I find it very interesting that the size isn’t that much different between the two models. The Skeletool is a slightly longer multi-tool (Leatherman actually classified it as part of their full size tool family). What that extra real estate give you, is more functionality. You get a pair of pliers, a knife, carabineer/bottle cap opener, and a bit driver with extra storage of one bit in the handle. The Freestyle on the other hand offers a little less than the skeletool. You get the core set of tools, that being the pair of pliers and the knife. That is it. Otherwise, the pliers, and the knives are very similar, along with the general shape and feel during handling. Both also feature a removable pocket clip.
Now I have already talked about the similar size. If you take a good look at both multi-tools, you will note that the main body is also very similar. This translates into a very similar weight. There is a difference of about 14grams. Now that may sound a lot. But in reality it isn’t. Mind you, I am a fairly large guy and that amount of weight difference is sort of negligible. I can honestly say that they both feel almost the same in weight in the hand. With that said, I guess some will find the weight difference beneficial if you are going to every day carry it. I myself, would rather have more functionality in a slightly larger package that also weights a little more.
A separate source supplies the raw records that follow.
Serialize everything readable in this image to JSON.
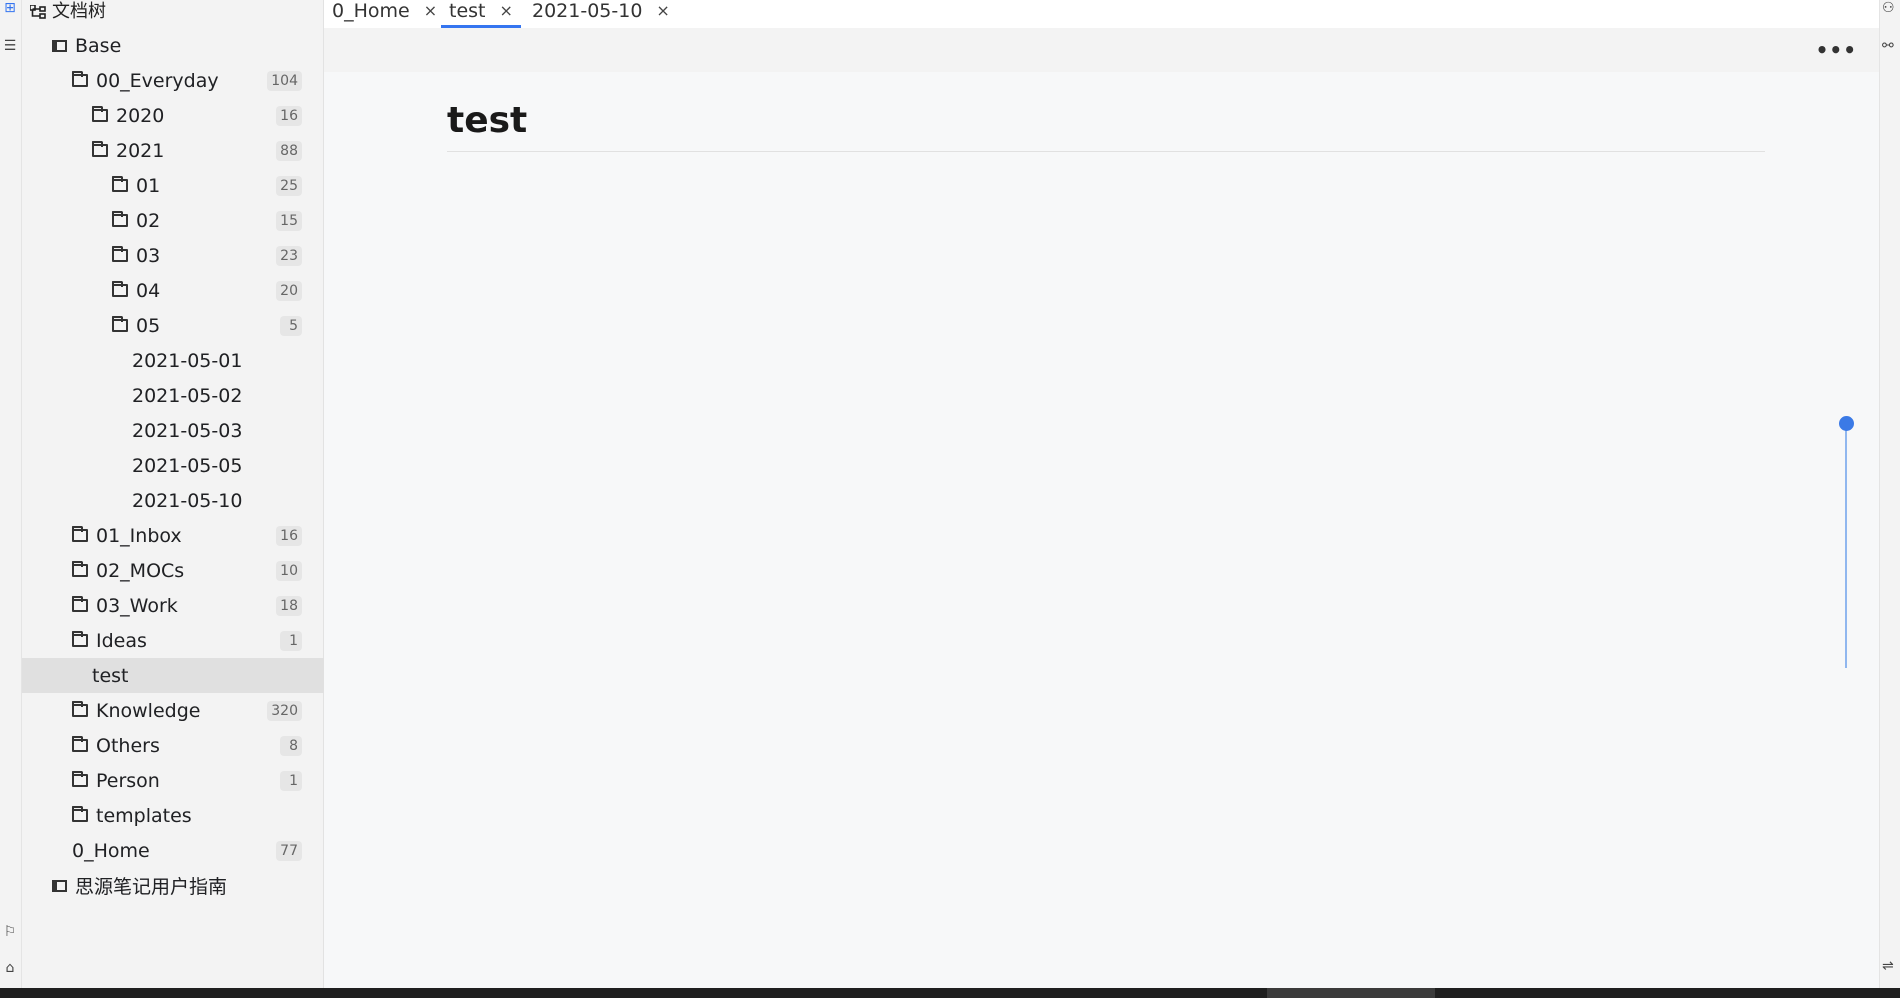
{
  "sidebar": {
    "title": "文档树",
    "items": [
      {
        "label": "Base",
        "count": ""
      },
      {
        "label": "00_Everyday",
        "count": "104"
      },
      {
        "label": "2020",
        "count": "16"
      },
      {
        "label": "2021",
        "count": "88"
      },
      {
        "label": "01",
        "count": "25"
      },
      {
        "label": "02",
        "count": "15"
      },
      {
        "label": "03",
        "count": "23"
      },
      {
        "label": "04",
        "count": "20"
      },
      {
        "label": "05",
        "count": "5"
      },
      {
        "label": "2021-05-01",
        "count": ""
      },
      {
        "label": "2021-05-02",
        "count": ""
      },
      {
        "label": "2021-05-03",
        "count": ""
      },
      {
        "label": "2021-05-05",
        "count": ""
      },
      {
        "label": "2021-05-10",
        "count": ""
      },
      {
        "label": "01_Inbox",
        "count": "16"
      },
      {
        "label": "02_MOCs",
        "count": "10"
      },
      {
        "label": "03_Work",
        "count": "18"
      },
      {
        "label": "Ideas",
        "count": "1"
      },
      {
        "label": "test",
        "count": ""
      },
      {
        "label": "Knowledge",
        "count": "320"
      },
      {
        "label": "Others",
        "count": "8"
      },
      {
        "label": "Person",
        "count": "1"
      },
      {
        "label": "templates",
        "count": ""
      },
      {
        "label": "0_Home",
        "count": "77"
      },
      {
        "label": "思源笔记用户指南",
        "count": ""
      }
    ]
  },
  "tabs": [
    {
      "label": "0_Home",
      "close": "×"
    },
    {
      "label": "test",
      "close": "×"
    },
    {
      "label": "2021-05-10",
      "close": "×"
    }
  ],
  "toolbar": {
    "more": "•••"
  },
  "editor": {
    "title": "test"
  },
  "accent_color": "#3575f0"
}
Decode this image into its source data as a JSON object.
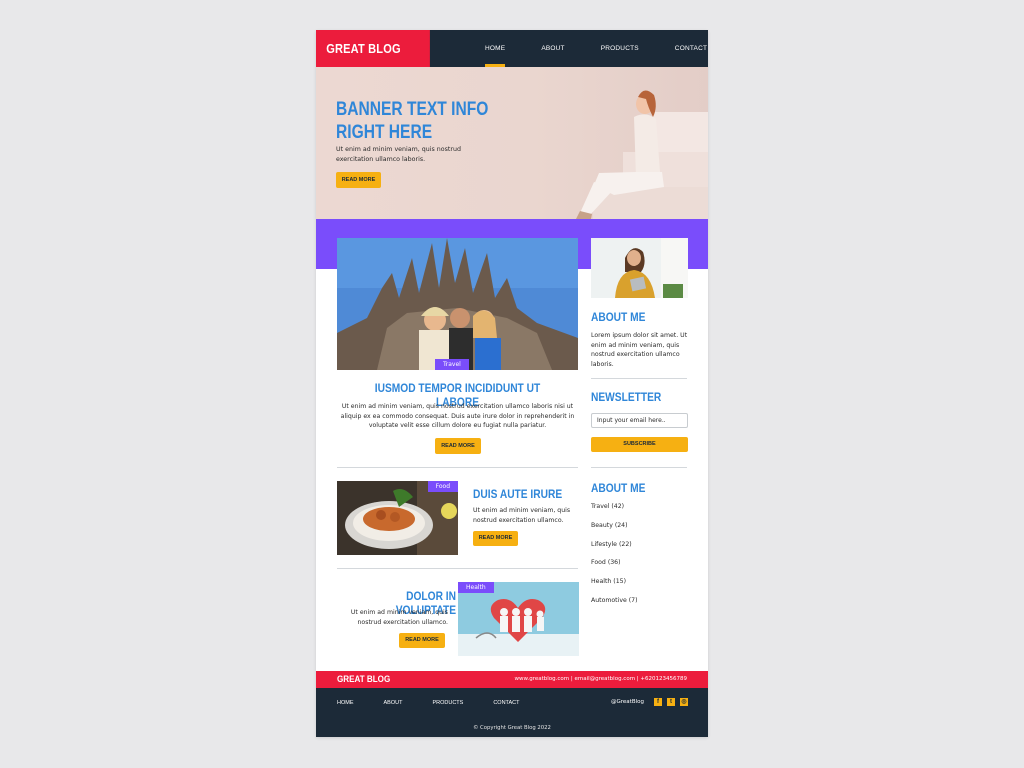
{
  "brand": {
    "name": "GREAT BLOG",
    "accent": "#ec1c3c",
    "navy": "#1c2a38",
    "yellow": "#f6b012",
    "blue": "#2f86d8",
    "purple": "#7a4dfb"
  },
  "nav": [
    {
      "label": "HOME",
      "active": true
    },
    {
      "label": "ABOUT"
    },
    {
      "label": "PRODUCTS"
    },
    {
      "label": "CONTACT"
    }
  ],
  "hero": {
    "title_line1": "BANNER TEXT INFO",
    "title_line2": "RIGHT HERE",
    "text": "Ut enim ad minim veniam, quis nostrud exercitation ullamco laboris.",
    "button": "READ MORE"
  },
  "featured": {
    "tag": "Travel",
    "title": "IUSMOD TEMPOR INCIDIDUNT UT LABORE",
    "text": "Ut enim ad minim veniam, quis nostrud exercitation ullamco laboris nisi ut aliquip ex ea commodo consequat. Duis aute irure dolor in reprehenderit in voluptate velit esse cillum dolore eu fugiat nulla pariatur.",
    "button": "READ MORE"
  },
  "posts": [
    {
      "tag": "Food",
      "title": "DUIS AUTE IRURE",
      "text": "Ut enim ad minim veniam, quis nostrud exercitation ullamco.",
      "button": "READ MORE"
    },
    {
      "tag": "Health",
      "title": "DOLOR IN VOLUPTATE",
      "text": "Ut enim ad minim veniam, quis nostrud exercitation ullamco.",
      "button": "READ MORE"
    }
  ],
  "sidebar": {
    "about_title": "ABOUT ME",
    "about_text": "Lorem ipsum dolor sit amet. Ut enim ad minim veniam, quis nostrud exercitation ullamco laboris.",
    "newsletter_title": "NEWSLETTER",
    "email_placeholder": "Input your email here..",
    "subscribe": "SUBSCRIBE",
    "categories_title": "ABOUT ME",
    "categories": [
      {
        "name": "Travel",
        "count": "(42)"
      },
      {
        "name": "Beauty",
        "count": "(24)"
      },
      {
        "name": "Lifestyle",
        "count": "(22)"
      },
      {
        "name": "Food",
        "count": "(36)"
      },
      {
        "name": "Health",
        "count": "(15)"
      },
      {
        "name": "Automotive",
        "count": "(7)"
      }
    ]
  },
  "footer": {
    "logo": "GREAT BLOG",
    "contact": "www.greatblog.com  |  email@greatblog.com  |  +620123456789",
    "nav": [
      "HOME",
      "ABOUT",
      "PRODUCTS",
      "CONTACT"
    ],
    "handle": "@GreatBlog",
    "social_icons": [
      "facebook-icon",
      "twitter-icon",
      "instagram-icon"
    ],
    "copyright": "© Copyright Great Blog 2022"
  }
}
To each their own.Freestyle v.s. Freestyle CX
Both tools are the same shape and function, but differ a little in their construction. The Freestyle CX is the slightly more expensive of the two. For the extra money spent, you get a Tungsten DLC coating and carbon fiber handle inserts, along with a tougher 154CM steel knife blade. That is about all that separates these two models. Interestingly enough, both models weight the same if I go by the Leatherman statistics off of their own web site. One would assume that the carbon fiber would have saved a few extra grams, but alas, it was not meant to be. That is because these fiber inserts are rather small. They do look pretty though in direct sunlight. Think of the carbon as more of a decorative feature, rather than a weight saving feature.Conclusion
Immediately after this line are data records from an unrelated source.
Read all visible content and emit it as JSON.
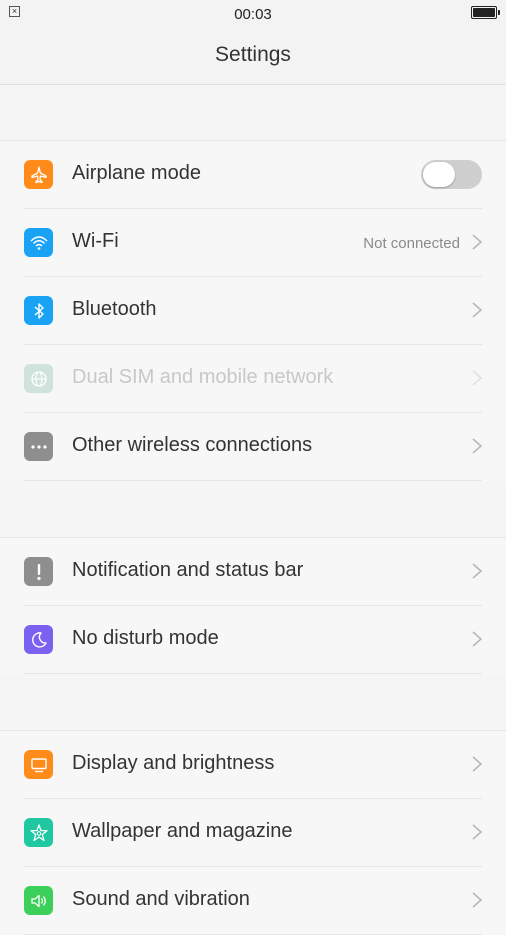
{
  "status_bar": {
    "time": "00:03"
  },
  "header": {
    "title": "Settings"
  },
  "groups": [
    {
      "items": [
        {
          "label": "Airplane mode",
          "icon": "airplane-icon",
          "color": "#ff8c1a",
          "toggle": "off"
        },
        {
          "label": "Wi-Fi",
          "icon": "wifi-icon",
          "color": "#1aa3f5",
          "status": "Not connected"
        },
        {
          "label": "Bluetooth",
          "icon": "bluetooth-icon",
          "color": "#1aa3f5"
        },
        {
          "label": "Dual SIM and mobile network",
          "icon": "globe-icon",
          "color": "#cfe3dc",
          "disabled": true
        },
        {
          "label": "Other wireless connections",
          "icon": "more-icon",
          "color": "#8e8e8e"
        }
      ]
    },
    {
      "items": [
        {
          "label": "Notification and status bar",
          "icon": "exclamation-icon",
          "color": "#8e8e8e"
        },
        {
          "label": "No disturb mode",
          "icon": "moon-icon",
          "color": "#7b61f0"
        }
      ]
    },
    {
      "items": [
        {
          "label": "Display and brightness",
          "icon": "monitor-icon",
          "color": "#ff8c1a"
        },
        {
          "label": "Wallpaper and magazine",
          "icon": "flower-icon",
          "color": "#1fc8a0"
        },
        {
          "label": "Sound and vibration",
          "icon": "speaker-icon",
          "color": "#3ccf5a"
        }
      ]
    }
  ]
}
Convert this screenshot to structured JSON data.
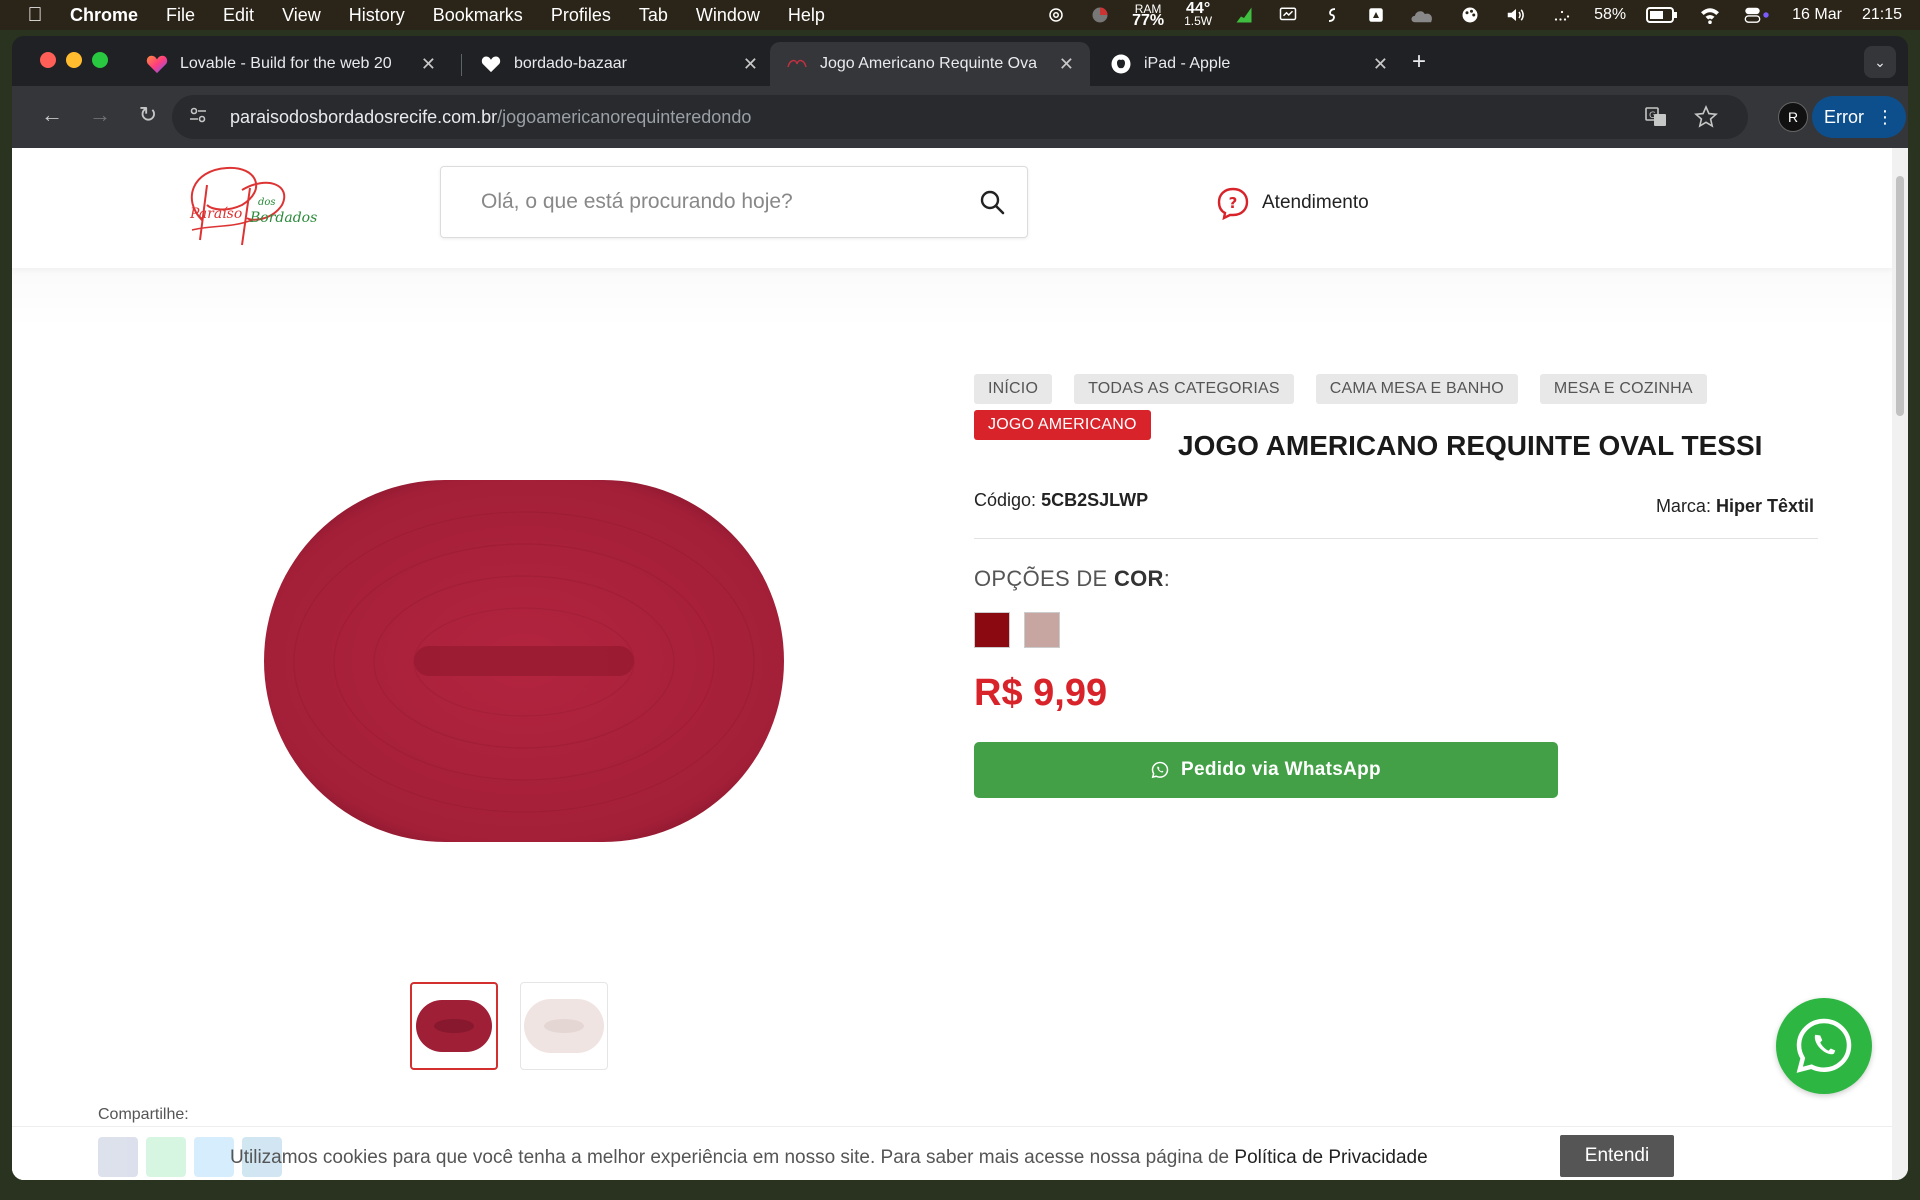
{
  "menubar": {
    "app_name": "Chrome",
    "items": [
      "File",
      "Edit",
      "View",
      "History",
      "Bookmarks",
      "Profiles",
      "Tab",
      "Window",
      "Help"
    ],
    "ram_label": "RAM",
    "ram_value": "77%",
    "temp_value": "44°",
    "power_value": "1.5W",
    "battery_value": "58%",
    "date": "16 Mar",
    "time": "21:15"
  },
  "tabs": [
    {
      "title": "Lovable - Build for the web 20",
      "icon": "heart-gradient-icon"
    },
    {
      "title": "bordado-bazaar",
      "icon": "heart-icon"
    },
    {
      "title": "Jogo Americano Requinte Ova",
      "icon": "site-favicon"
    },
    {
      "title": "iPad - Apple",
      "icon": "apple-icon"
    }
  ],
  "address": {
    "host": "paraisodosbordadosrecife.com.br",
    "path": "/jogoamericanorequinteredondo"
  },
  "toolbar": {
    "error_label": "Error"
  },
  "header": {
    "search_placeholder": "Olá, o que está procurando hoje?",
    "support_label": "Atendimento"
  },
  "breadcrumbs": [
    "INÍCIO",
    "TODAS AS CATEGORIAS",
    "CAMA MESA E BANHO",
    "MESA E COZINHA"
  ],
  "category_tag": "JOGO AMERICANO",
  "product": {
    "title": "JOGO AMERICANO REQUINTE OVAL TESSI",
    "code_label": "Código:",
    "code": "5CB2SJLWP",
    "brand_label": "Marca:",
    "brand": "Hiper Têxtil",
    "options_prefix": "OPÇÕES DE",
    "options_key": "COR",
    "options_suffix": ":",
    "color_options": [
      "#8b0a12",
      "#c7a6a2"
    ],
    "price": "R$ 9,99",
    "whatsapp_button": "Pedido via WhatsApp",
    "mat_colors": {
      "main": "#a8213a",
      "alt": "#efe4e2"
    }
  },
  "share": {
    "label": "Compartilhe:"
  },
  "cookie": {
    "text": "Utilizamos cookies para que você tenha a melhor experiência em nosso site. Para saber mais acesse nossa página de",
    "link": "Política de Privacidade",
    "button": "Entendi"
  },
  "colors": {
    "brand_red": "#d8232a",
    "whatsapp_green": "#43a047"
  }
}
The Leatherman Freestyle is based upon a cut down Skeletool. The Skeletool has a limited tool set that was sacrificed for light weight and ease of portability. The Freestyle takes that general notion a few notches more. One could think of the Freestyle as a folding knife with a bonus pair of pliers. The pliers are excellent and sturdy. The Freestyle is perfect for someone who wants to travel very light, and only need a good pair of pliers along with a good knife blade. You could use this like a folder with a hidden pair of pliers at the ready when the need arises. I find the weight and size not that different from the more capable Skeletool, however, the Freestyle does have a good quality feel to them with a reassuring weight that whispers to you that you are not holding a toy, but a real tool.
Like the Skeletool before it, the Freestyle is built rather well. Overall the multi-tool has a very high fit and finish. Both are well built and nicely thought out multi-tools.Skeletool
- Longer handles pack more features but also makes the tool a little easier for big hands to use.
- An included carabiner is a handy way to store the tool for travel.
- Bottle opener works rather well, as it is a good size.
- Neat locking feature for the screwdriver bits, plus a storage in the handle means you can tailor the tool to your specific need with the purchase of the Leatherman bit set.
- High fit and finish. Excellent quality feel.
- Pocket belt clip.
- Awkward when using the bit driver if you open the tool somewhat.
- Limited feature set for its size compared to other Leatherman tools.
- Carabiner can get in the way when using the pliers if you have large hands.Freestyle, and Freestyle CX
- Smaller size is easier to carry.
- Does not weight as much as the Skeletool.
- No carabiner to make the tool slightly awkward in the hand.
- Built very durable.
- Very limited tool set.
- Size and weight aren’t that much different than the Skeletool when you really think about it.